  • Submitted reports are subject to review by the WMF and the GAC; following a review, the WMF and the GAC may ask the grantees questions, as well as ask for clarifications or expansions on specific points. Once all questions have been answered and all clarifications made, the WMF will declare the report accepted, and the grant would be considered terminated.
  • The WMF may, if it so chooses, ask to audit the financial records of the grantee as pertaining to the grant money and the spending thereof.
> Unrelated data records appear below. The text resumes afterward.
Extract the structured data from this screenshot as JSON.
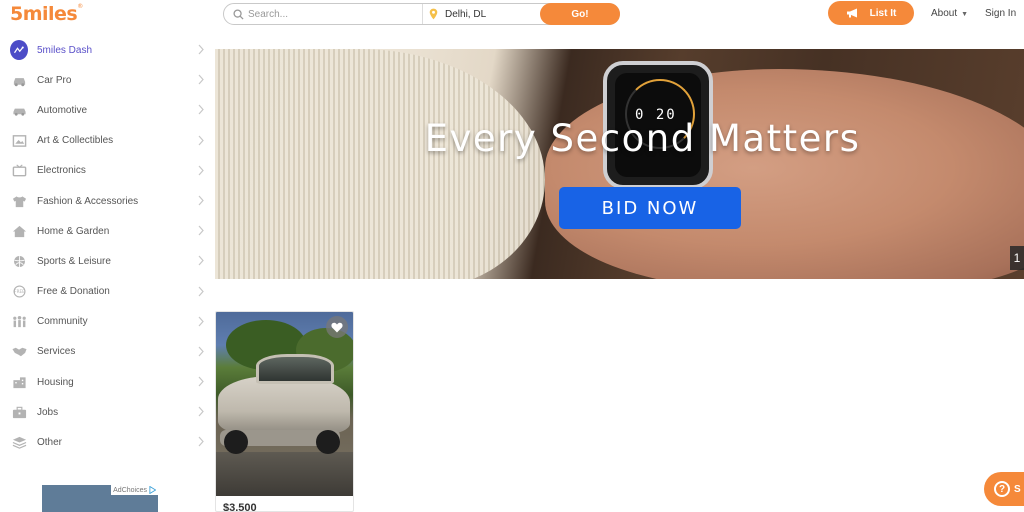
{
  "header": {
    "logo_text": "5miles",
    "logo_mark": "®",
    "search_placeholder": "Search...",
    "location": "Delhi, DL",
    "go_label": "Go!",
    "list_it_label": "List It",
    "about_label": "About",
    "about_caret": "▼",
    "signin_label": "Sign In"
  },
  "sidebar": {
    "items": [
      {
        "label": "5miles Dash",
        "icon": "dash-icon"
      },
      {
        "label": "Car Pro",
        "icon": "car-icon"
      },
      {
        "label": "Automotive",
        "icon": "automotive-icon"
      },
      {
        "label": "Art & Collectibles",
        "icon": "art-icon"
      },
      {
        "label": "Electronics",
        "icon": "tv-icon"
      },
      {
        "label": "Fashion & Accessories",
        "icon": "shirt-icon"
      },
      {
        "label": "Home & Garden",
        "icon": "home-icon"
      },
      {
        "label": "Sports & Leisure",
        "icon": "ball-icon"
      },
      {
        "label": "Free & Donation",
        "icon": "free-icon"
      },
      {
        "label": "Community",
        "icon": "community-icon"
      },
      {
        "label": "Services",
        "icon": "handshake-icon"
      },
      {
        "label": "Housing",
        "icon": "building-icon"
      },
      {
        "label": "Jobs",
        "icon": "briefcase-icon"
      },
      {
        "label": "Other",
        "icon": "layers-icon"
      }
    ],
    "ad_choices": "AdChoices"
  },
  "banner": {
    "title": "Every Second Matters",
    "button_label": "BID NOW",
    "slide_indicator": "1",
    "watch_digits": "0 20"
  },
  "listing": {
    "price": "$3,500"
  },
  "help": {
    "symbol": "?",
    "label": "S"
  },
  "colors": {
    "brand_orange": "#f5893a",
    "bid_blue": "#1863e6",
    "active_purple": "#5a50c9"
  }
}
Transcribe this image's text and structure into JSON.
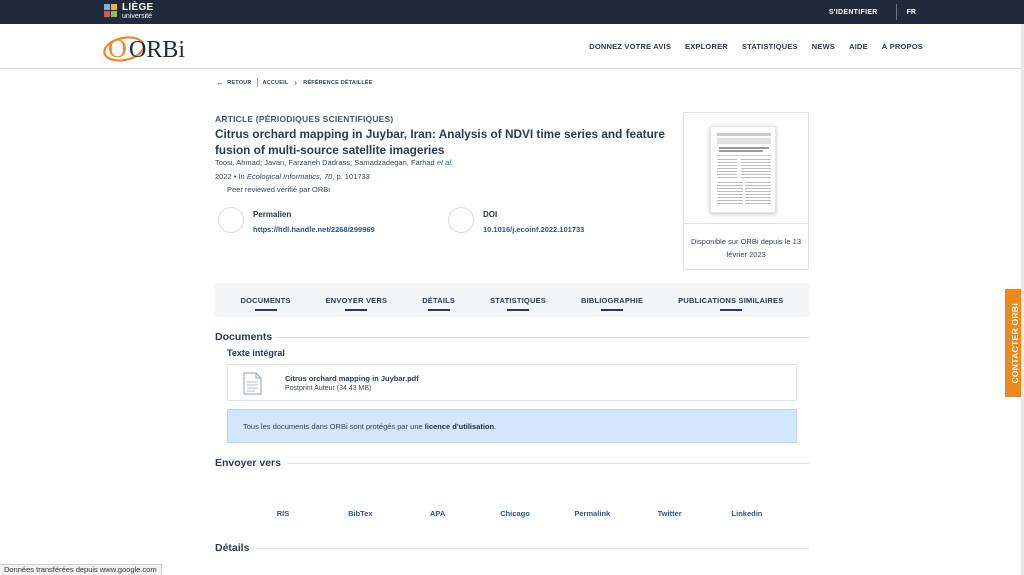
{
  "topbar": {
    "brand_line1": "LIÈGE",
    "brand_line2": "université",
    "login_label": "S'IDENTIFIER",
    "lang_label": "FR"
  },
  "header": {
    "logo_text": "ORBi",
    "nav": [
      "DONNEZ VOTRE AVIS",
      "EXPLORER",
      "STATISTIQUES",
      "NEWS",
      "AIDE",
      "À PROPOS"
    ]
  },
  "breadcrumb": {
    "back": "RETOUR",
    "home": "ACCUEIL",
    "current": "RÉFÉRENCE DÉTAILLÉE"
  },
  "article": {
    "type": "ARTICLE (PÉRIODIQUES SCIENTIFIQUES)",
    "title": "Citrus orchard mapping in Juybar, Iran: Analysis of NDVI time series and feature fusion of multi-source satellite imageries",
    "authors": "Toosi, Ahmad; Javan, Farzaneh Dadrass; Samadzadegan, Farhad",
    "authors_etal": "et al.",
    "ref_prefix": "2022 • In ",
    "ref_journal": "Ecological Informatics, 70",
    "ref_suffix": ", p. 101733",
    "peer": "Peer reviewed vérifié par ORBi",
    "permalink_label": "Permalien",
    "permalink_value": "https://hdl.handle.net/2268/299969",
    "doi_label": "DOI",
    "doi_value": "10.1016/j.ecoinf.2022.101733",
    "availability": "Disponible sur ORBi depuis le 13 février 2023"
  },
  "tabs": [
    "DOCUMENTS",
    "ENVOYER VERS",
    "DÉTAILS",
    "STATISTIQUES",
    "BIBLIOGRAPHIE",
    "PUBLICATIONS SIMILAIRES"
  ],
  "documents": {
    "title": "Documents",
    "subtitle": "Texte intégral",
    "file_name": "Citrus orchard mapping in Juybar.pdf",
    "file_desc": "Postprint Auteur (34.43 MB)",
    "notice_text": "Tous les documents dans ORBi sont protégés par une ",
    "notice_link": "licence d'utilisation",
    "notice_end": "."
  },
  "send_to": {
    "title": "Envoyer vers",
    "targets": [
      "RIS",
      "BibTex",
      "APA",
      "Chicago",
      "Permalink",
      "Twitter",
      "Linkedin"
    ]
  },
  "details": {
    "title": "Détails"
  },
  "contact_label": "CONTACTER ORBi",
  "status_text": "Données transférées depuis www.google.com",
  "colors": {
    "topbar": "#1f2b3c",
    "orbi_orange": "#f0871a",
    "notice_bg": "#d2e7f9",
    "link": "#2f5785"
  }
}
This would include receiving copies of all relevant receipts, invoices, and purchase orders.
  • Timely submission of such reports, and good-faith interaction with the WMF and the GAC as those reports are reviewed and any questions are asked, are the grantee's responsibility.

Notes and references[edit]

  1. These are required to protect the WMF's own non-profit status in the United States and to comply with the Board of Trustees policies
  2. Historically, applicants have tended to overestimate capacity and underestimate non-financial requirements
  3. An ideal program lifecycle may begin with funding based on a WMF grant for the first (or possibly second) year of operation, gradually transitioned to either a non-Wikimedia grantgiver or a partnership model with a local NGO, government, or institution, or to be based on earned revenue, or to be handed off entirely to a partner (e.g. "train the trainer")
  4. All grant decisions require the approval of the Chief Global Development Officer